John 19:36-37

These things occurred so that the scripture might be fulfilled, “None of his bones shall be broken.” And again another passage of scripture says, “They will look on the one whom they have pierced.”

It’s not just the details leading up to Jesus’ crucifixion or even his death that John describes in light of the traditions of Israel, but also those things that happen after his death. Here John makes two references, both tied to the action of the executioners to break the legs of those crucified in order to speed their death so that the bodies may be taken down before the Passover.

The first reference is to the Exodus story and, in particular, instructions about not breaking any of the bones of the lamb to be sacrificed on that first Passover (Ex. 12:46, Num. 9:12). The second reference connects to prophecies about the house of David (Zech. 12:10). Once again, we see John interpreting everything about Jesus’ death in light of the two great traditions of Israel, the Exodus and the Davidic monarchy.

But of course John isn’t just interpreting these events, he is also constructing a narrative specifically designed to reflect these theological commitments.

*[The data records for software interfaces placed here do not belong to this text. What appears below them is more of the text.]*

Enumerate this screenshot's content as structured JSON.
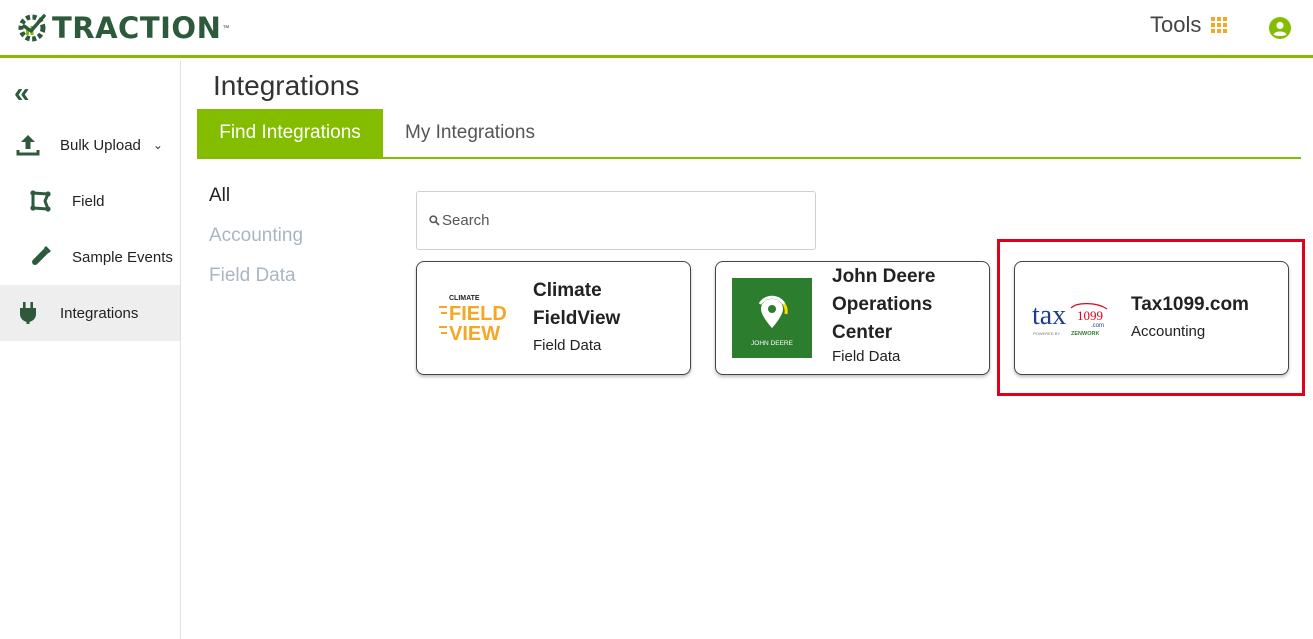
{
  "header": {
    "brand": "TRACTION",
    "brand_tm": "™",
    "tools_label": "Tools",
    "icons": {
      "grid": "grid-icon",
      "user": "user-circle-icon"
    },
    "accent_color": "#84bd00",
    "brand_color": "#2e5a3c"
  },
  "sidebar": {
    "collapse_glyph": "«",
    "items": [
      {
        "label": "Bulk Upload",
        "icon": "upload-icon",
        "has_chevron": true
      },
      {
        "label": "Field",
        "icon": "field-icon"
      },
      {
        "label": "Sample Events",
        "icon": "test-tube-icon"
      },
      {
        "label": "Integrations",
        "icon": "plug-icon",
        "active": true
      }
    ]
  },
  "main": {
    "title": "Integrations",
    "tabs": [
      {
        "label": "Find Integrations",
        "active": true
      },
      {
        "label": "My Integrations",
        "active": false
      }
    ],
    "filters": [
      {
        "label": "All",
        "active": true
      },
      {
        "label": "Accounting",
        "active": false
      },
      {
        "label": "Field Data",
        "active": false
      }
    ],
    "search": {
      "placeholder": "Search",
      "value": ""
    },
    "cards": [
      {
        "name": "Climate FieldView",
        "category": "Field Data",
        "logo": "climate-fieldview-logo",
        "logo_text": [
          "CLIMATE",
          "FIELD",
          "VIEW"
        ]
      },
      {
        "name": "John Deere Operations Center",
        "category": "Field Data",
        "logo": "john-deere-logo",
        "logo_text": "JOHN DEERE"
      },
      {
        "name": "Tax1099.com",
        "category": "Accounting",
        "logo": "tax1099-logo",
        "logo_text": [
          "tax",
          "1099",
          ".com",
          "POWERED BY",
          "ZENWORK"
        ]
      }
    ]
  }
}
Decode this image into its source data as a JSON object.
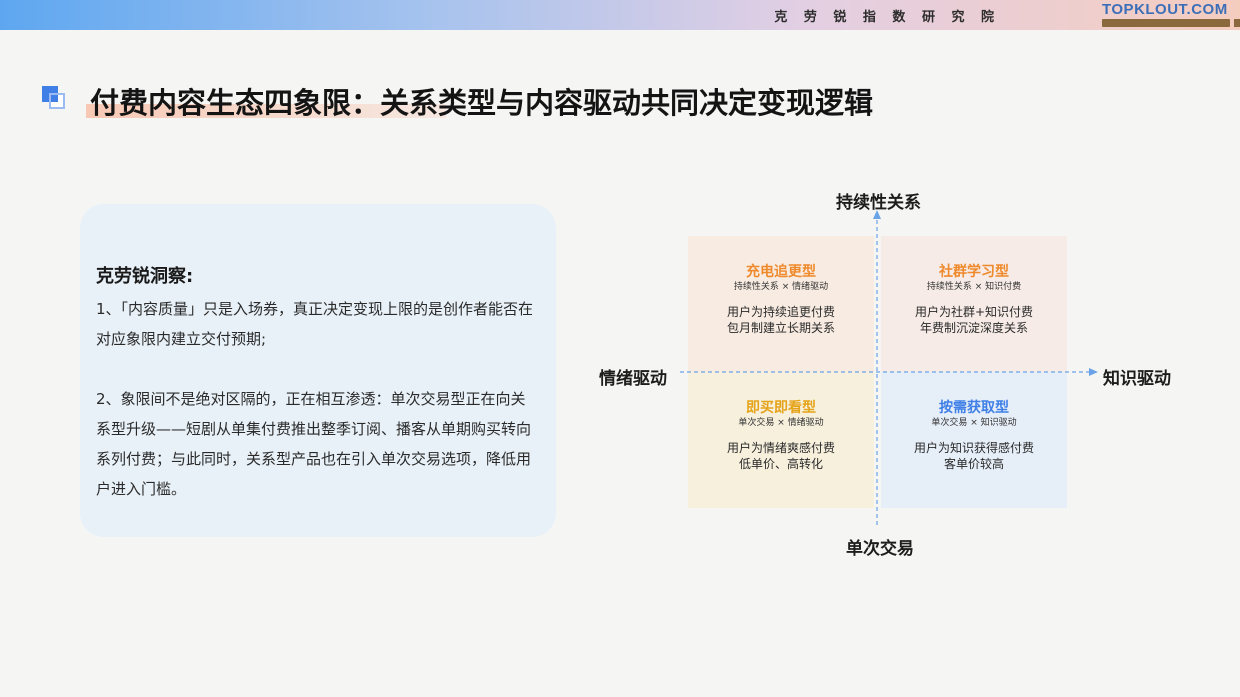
{
  "header": {
    "institute": "克 劳 锐 指 数 研 究 院",
    "brand": "TOPKLOUT.COM"
  },
  "title": "付费内容生态四象限：关系类型与内容驱动共同决定变现逻辑",
  "insight": {
    "heading": "克劳锐洞察:",
    "point1": "1、「内容质量」只是入场券，真正决定变现上限的是创作者能否在对应象限内建立交付预期;",
    "point2": "2、象限间不是绝对区隔的，正在相互渗透：单次交易型正在向关系型升级——短剧从单集付费推出整季订阅、播客从单期购买转向系列付费；与此同时，关系型产品也在引入单次交易选项，降低用户进入门槛。"
  },
  "axes": {
    "top": "持续性关系",
    "bottom": "单次交易",
    "left": "情绪驱动",
    "right": "知识驱动"
  },
  "quadrants": [
    {
      "title": "充电追更型",
      "sub": "持续性关系 × 情绪驱动",
      "desc1": "用户为持续追更付费",
      "desc2": "包月制建立长期关系",
      "color": "#ef8a2c"
    },
    {
      "title": "社群学习型",
      "sub": "持续性关系 × 知识付费",
      "desc1": "用户为社群+知识付费",
      "desc2": "年费制沉淀深度关系",
      "color": "#ef8a2c"
    },
    {
      "title": "即买即看型",
      "sub": "单次交易 × 情绪驱动",
      "desc1": "用户为情绪爽感付费",
      "desc2": "低单价、高转化",
      "color": "#e5a319"
    },
    {
      "title": "按需获取型",
      "sub": "单次交易 × 知识驱动",
      "desc1": "用户为知识获得感付费",
      "desc2": "客单价较高",
      "color": "#3f7fe6"
    }
  ],
  "colors": {
    "accent_blue": "#3f7fe6",
    "insight_bg": "#e8f1f8",
    "axis_line": "#6aa3e8"
  }
}
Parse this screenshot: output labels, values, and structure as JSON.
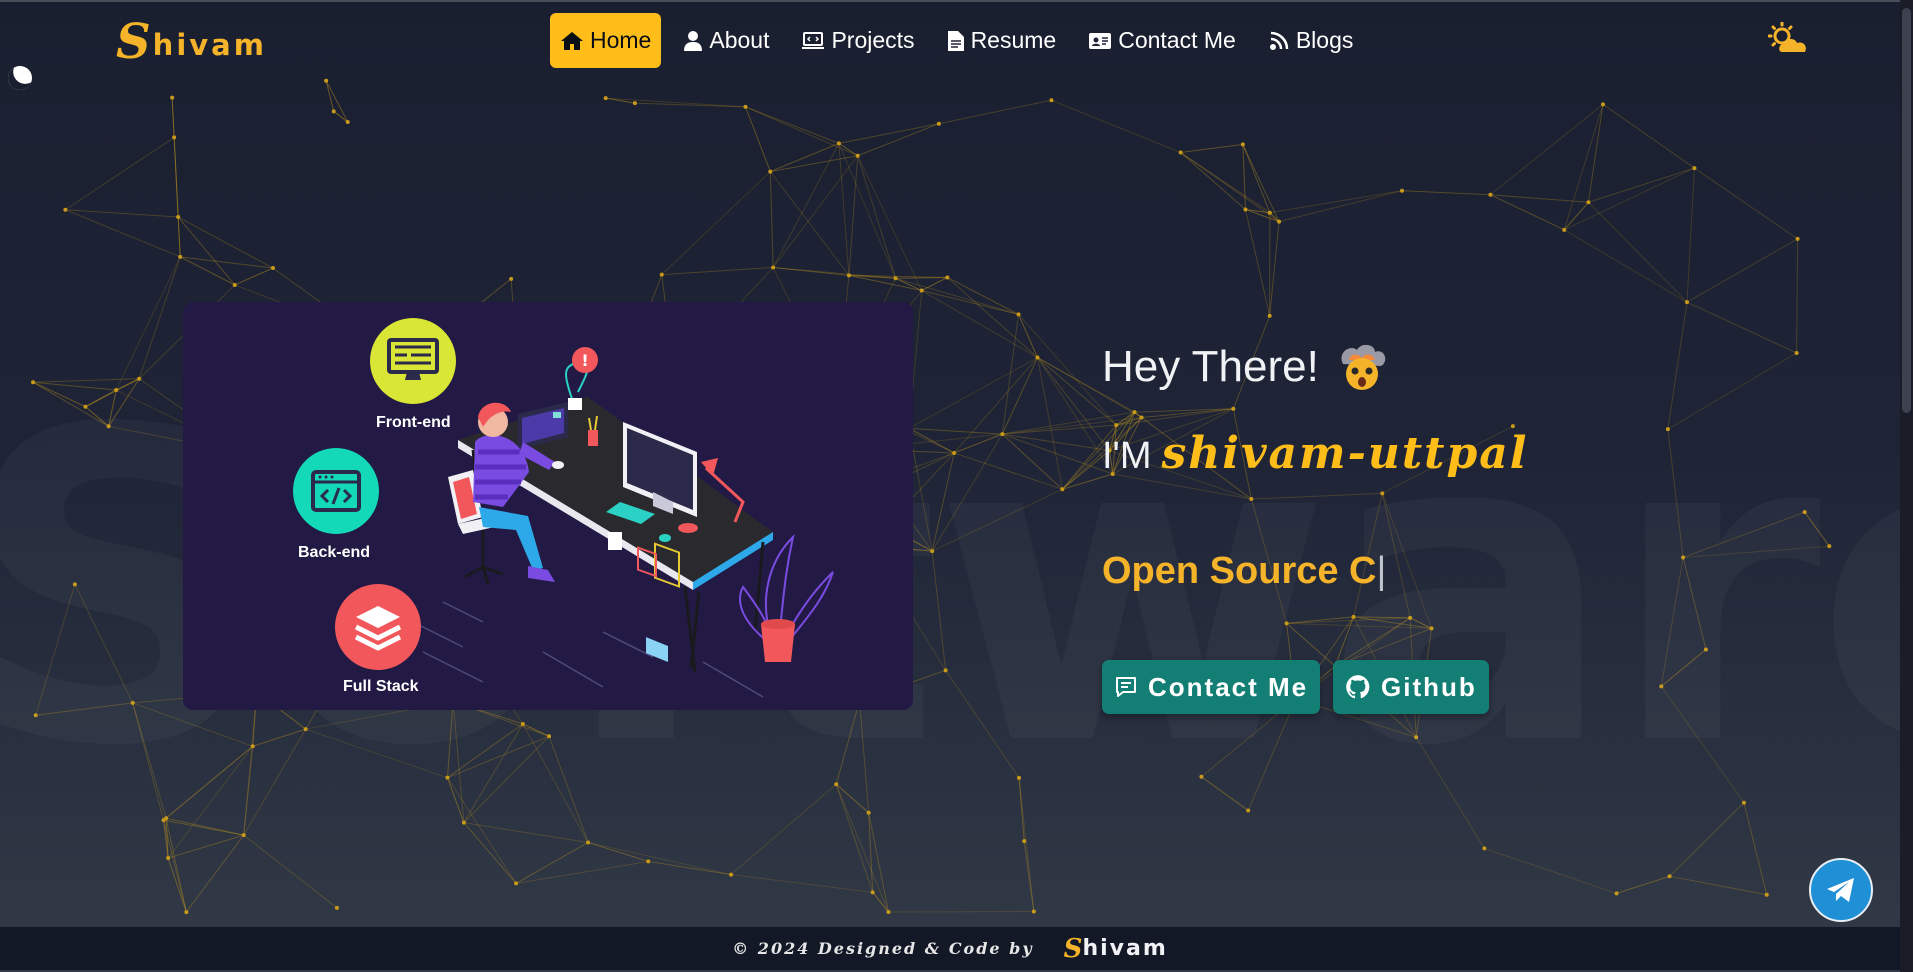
{
  "brand": {
    "logo_initial": "S",
    "logo_rest": "hivam"
  },
  "nav": {
    "items": [
      {
        "label": "Home",
        "icon": "home-icon",
        "active": true
      },
      {
        "label": "About",
        "icon": "user-icon",
        "active": false
      },
      {
        "label": "Projects",
        "icon": "laptop-code-icon",
        "active": false
      },
      {
        "label": "Resume",
        "icon": "file-icon",
        "active": false
      },
      {
        "label": "Contact Me",
        "icon": "id-card-icon",
        "active": false
      },
      {
        "label": "Blogs",
        "icon": "blog-icon",
        "active": false
      }
    ]
  },
  "theme_toggle": {
    "icon": "sun-cloud-icon"
  },
  "background_word": "SoftwareDev",
  "illustration": {
    "badges": [
      {
        "label": "Front-end",
        "icon": "monitor-icon",
        "color": "#d9e635"
      },
      {
        "label": "Back-end",
        "icon": "code-window-icon",
        "color": "#13d9b8"
      },
      {
        "label": "Full Stack",
        "icon": "layers-icon",
        "color": "#f2585b"
      }
    ]
  },
  "hero": {
    "greeting": "Hey There!",
    "greeting_emoji": "exploding-head-emoji",
    "intro": "I'M",
    "name": "shivam-uttpal",
    "typed_text": "Open Source C",
    "typed_cursor": "|"
  },
  "buttons": {
    "contact": {
      "label": "Contact Me",
      "icon": "chat-icon"
    },
    "github": {
      "label": "Github",
      "icon": "github-icon"
    }
  },
  "telegram": {
    "icon": "telegram-icon"
  },
  "footer": {
    "text": "© 2024 Designed & Code by",
    "logo_initial": "S",
    "logo_rest": "hivam"
  },
  "colors": {
    "accent": "#ffbd1a",
    "button": "#137e73",
    "card": "#221a45",
    "line": "#c99a1a"
  }
}
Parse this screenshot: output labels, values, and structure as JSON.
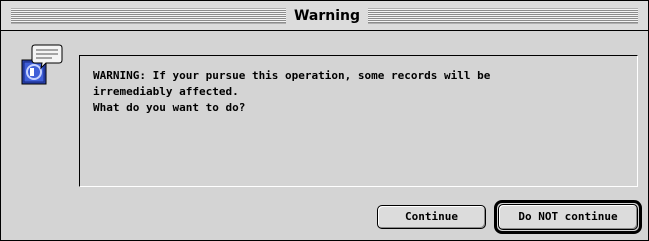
{
  "window": {
    "title": "Warning"
  },
  "icon": {
    "name": "app-icon"
  },
  "message": {
    "lines": [
      "WARNING: If your pursue this operation, some records will be",
      "irremediably affected.",
      "What do you want to do?"
    ]
  },
  "buttons": {
    "continue_label": "Continue",
    "do_not_continue_label": "Do NOT continue"
  },
  "colors": {
    "window_bg": "#d4d4d4",
    "icon_blue": "#2b46b8"
  }
}
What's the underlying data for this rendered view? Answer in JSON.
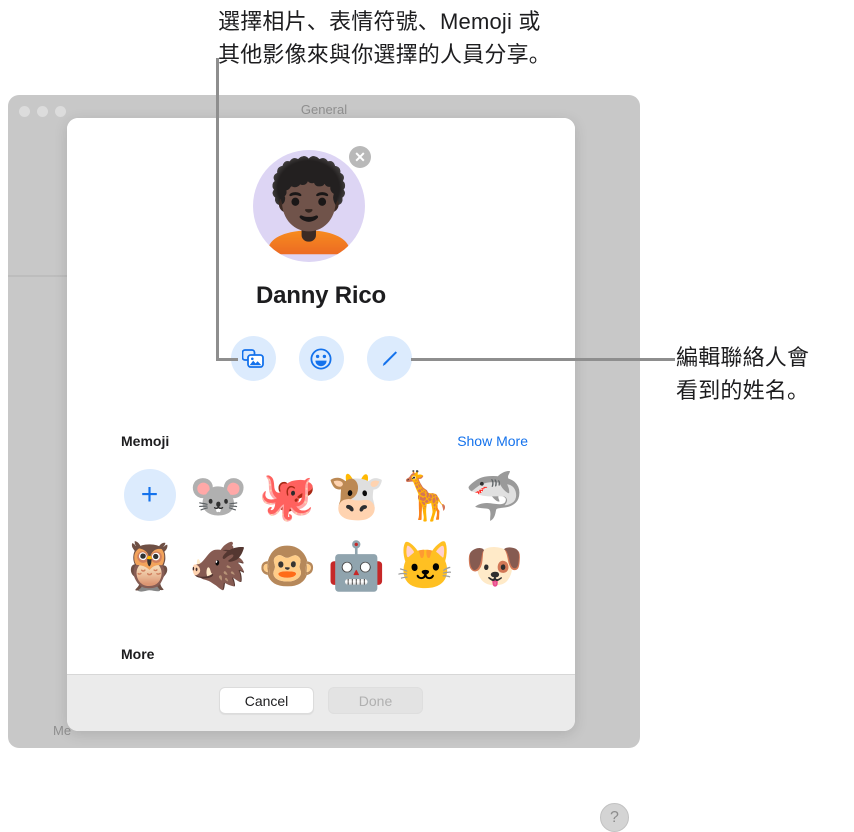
{
  "callouts": {
    "top": "選擇相片、表情符號、Memoji 或\n其他影像來與你選擇的人員分享。",
    "right": "編輯聯絡人會\n看到的姓名。"
  },
  "background_window": {
    "title": "General",
    "partial_label": "Me",
    "help_button": "?"
  },
  "sheet": {
    "avatar": {
      "memoji_glyph": "🧑🏿‍🦱",
      "remove_label": "✕"
    },
    "contact_name": "Danny Rico",
    "action_buttons": [
      {
        "name": "photos-button",
        "label": "photos-icon"
      },
      {
        "name": "emoji-button",
        "label": "emoji-icon"
      },
      {
        "name": "edit-name-button",
        "label": "pencil-icon"
      }
    ],
    "memoji_section": {
      "header": "Memoji",
      "show_more": "Show More",
      "add_label": "+",
      "items": [
        {
          "glyph": "🐭",
          "name": "mouse"
        },
        {
          "glyph": "🐙",
          "name": "octopus"
        },
        {
          "glyph": "🐮",
          "name": "cow"
        },
        {
          "glyph": "🦒",
          "name": "giraffe"
        },
        {
          "glyph": "🦈",
          "name": "shark"
        },
        {
          "glyph": "🦉",
          "name": "owl"
        },
        {
          "glyph": "🐗",
          "name": "boar"
        },
        {
          "glyph": "🐵",
          "name": "monkey"
        },
        {
          "glyph": "🤖",
          "name": "robot"
        },
        {
          "glyph": "🐱",
          "name": "cat"
        },
        {
          "glyph": "🐶",
          "name": "dog"
        }
      ]
    },
    "more_section": {
      "header": "More"
    },
    "footer": {
      "cancel": "Cancel",
      "done": "Done"
    }
  },
  "colors": {
    "accent_blue": "#1472ec",
    "action_button_bg": "#dcebfd",
    "avatar_bg": "#ddd5f4",
    "window_chrome": "#c8c8c8",
    "footer_bg": "#ebebeb",
    "leader_line": "#8e8e8e"
  }
}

That is, John shifts the celebration of Passover – a floating holiday in terms of what day of the week on which it falls – from Friday (as in Matthew, Mark, and Luke) to Saturday precisely to make these links between the Christian tradition about Jesus and Israel’s story of God’s ongoing commitment via deliverance and monarchy.

What are we to make of the literary license John exercises so liberally? Again, I think the key is to keep in mind that John is not writing a twenty-first century history informed by post-Enlightenment sensibilities about historical accuracy, but rather is offering a first century narrative confession of faith that in this one, Jesus of Nazareth who was crucified, God is keeping God’s promises to Israel by redeeming Israel and, indeed, the whole world. And in response to John’s robust and vibrant confession, I can only say, this is most certainly true.

Prayer: Dear God, each and every day remind us anew of your great love for us that we may, in turn, love those around us. In Jesus’ name, Amen.